Nearly all the elements are there: passionate and visionary educators, eager students, supportive parents, innovative curriculum, committed faculty members. But those factors may not be enough for a successful charter school if organizers can't find a suitable home.
Although charter schools receive per-pupil funding to operate their schools, in most cases they receive no money specifically for facilities. A survey conducted in 2001 by the Charter School Friends Network found that charters spend an average of 12 percent of their budget on loan payments or rent for school space.
“The facilities issues are very challenging,” says Kathleen Boyle Dalen of the Learning Exchange. “Here in Kansas City, the majority of charter schools need significant renovations. At some point, most folks want a building that works for them.”
Often, charter schools are forced to settle for space in vacant offices and commercial buildings, church basements, or shuttered public or private schools. Schools may be able to succeed in non-traditional settings, but not if those facilities are inadequate.
“They don't choose to be in less than ideal facilities,” says Patsy O'Neill of the Charter School Resource Center of Texas. “Nobody wants to have to deal with leaky roofs and bad plumbing.”
In Georgia, the Fulton County Charter High School for Mathematics and Science, in its second year of operation, has sued the county school district seeking additional funds so it can pay its rent and other operational costs. School officials contend that charter schools are underfunded and argue that under Georgia's charter law, districts should provide funding for building programs “where feasible.”
As charters gain more acceptance, the opportunities for capital funding may increase.
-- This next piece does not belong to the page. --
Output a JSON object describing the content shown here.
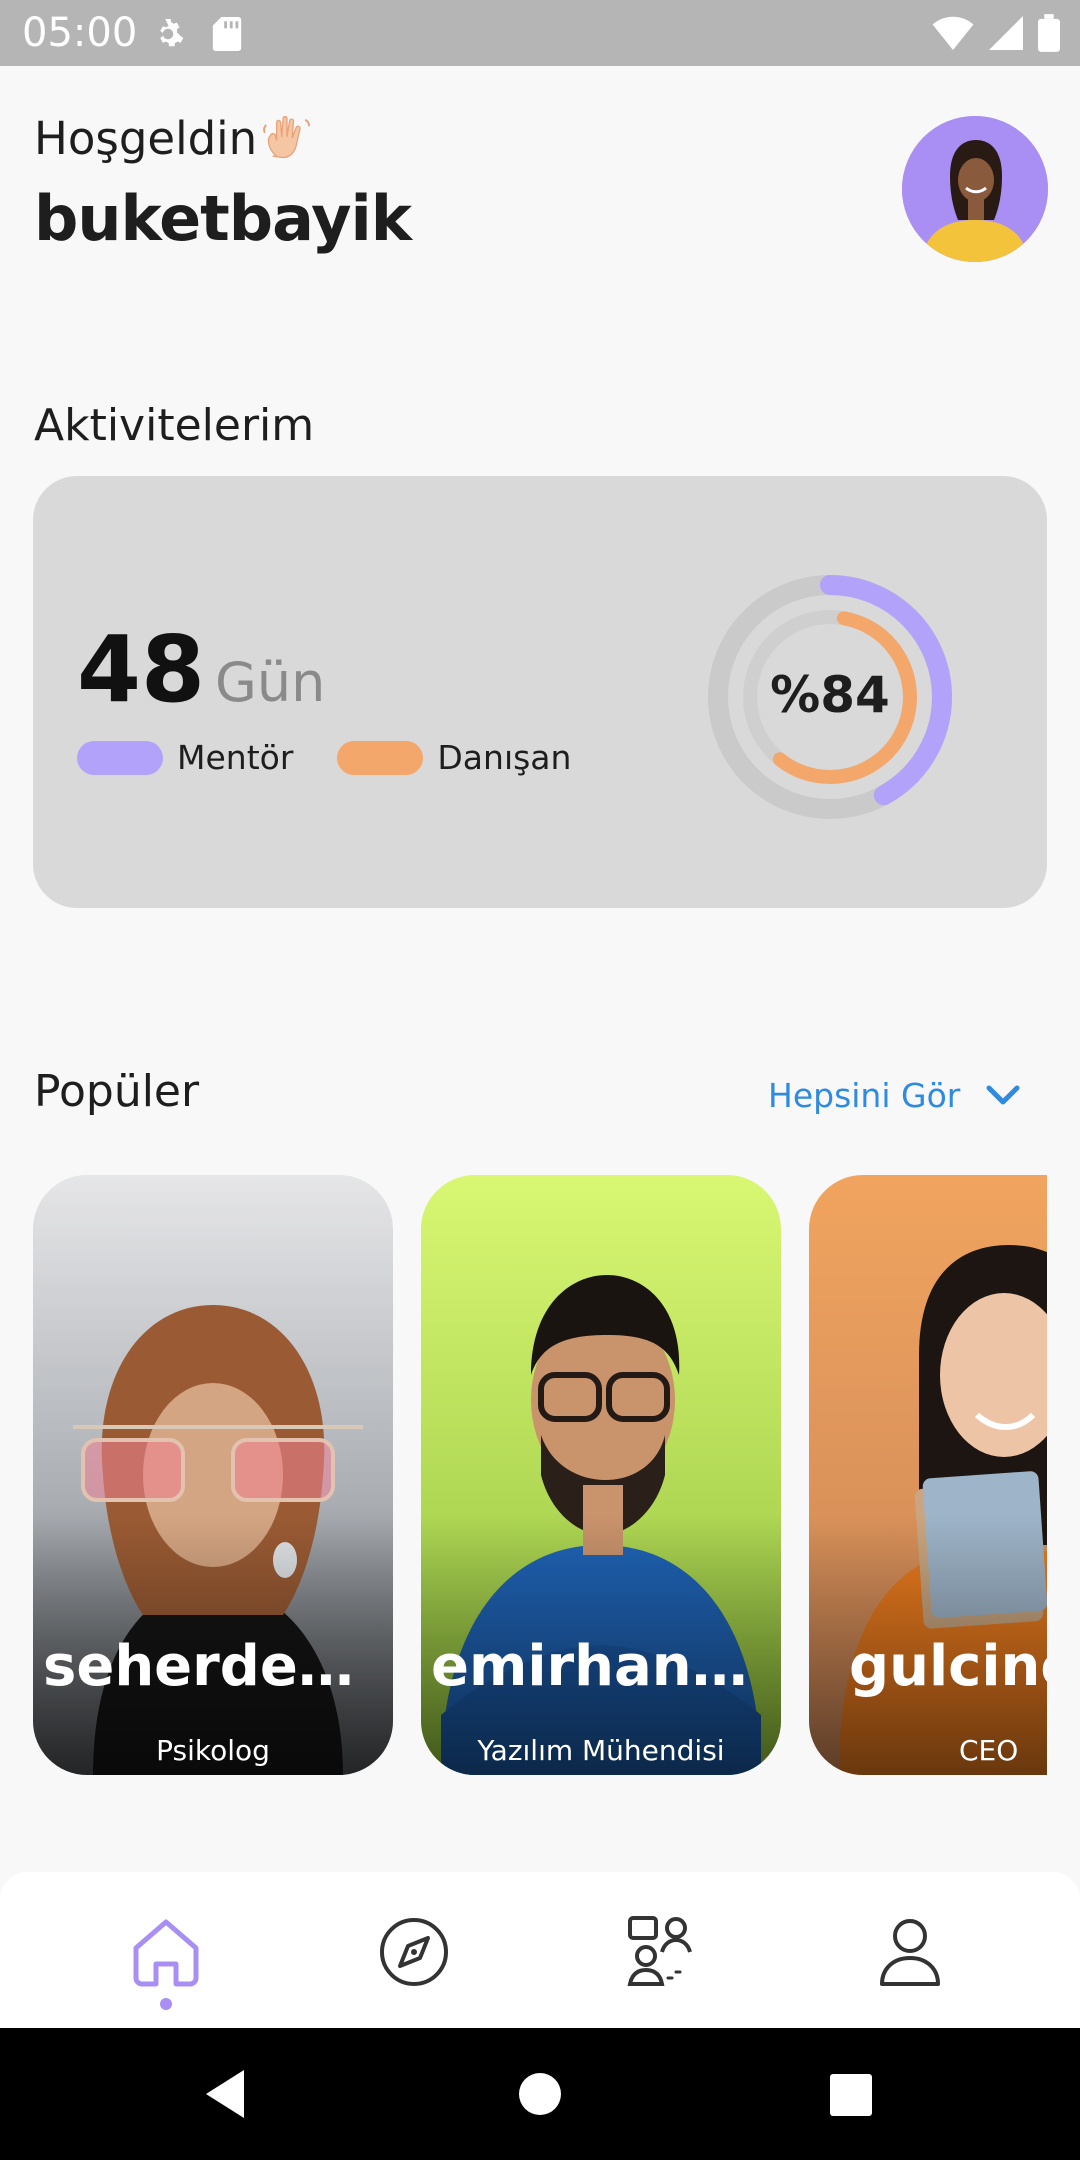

In California, the $13 billion school bond issue approved in November included up to $100 million for charter school facilities; the $3.3 billion bond issue approved on the same day in the Los Angeles district was the first in California to include funds for expanding charter school facilities — $50 million.
Kennedy is staff writer for AS&U.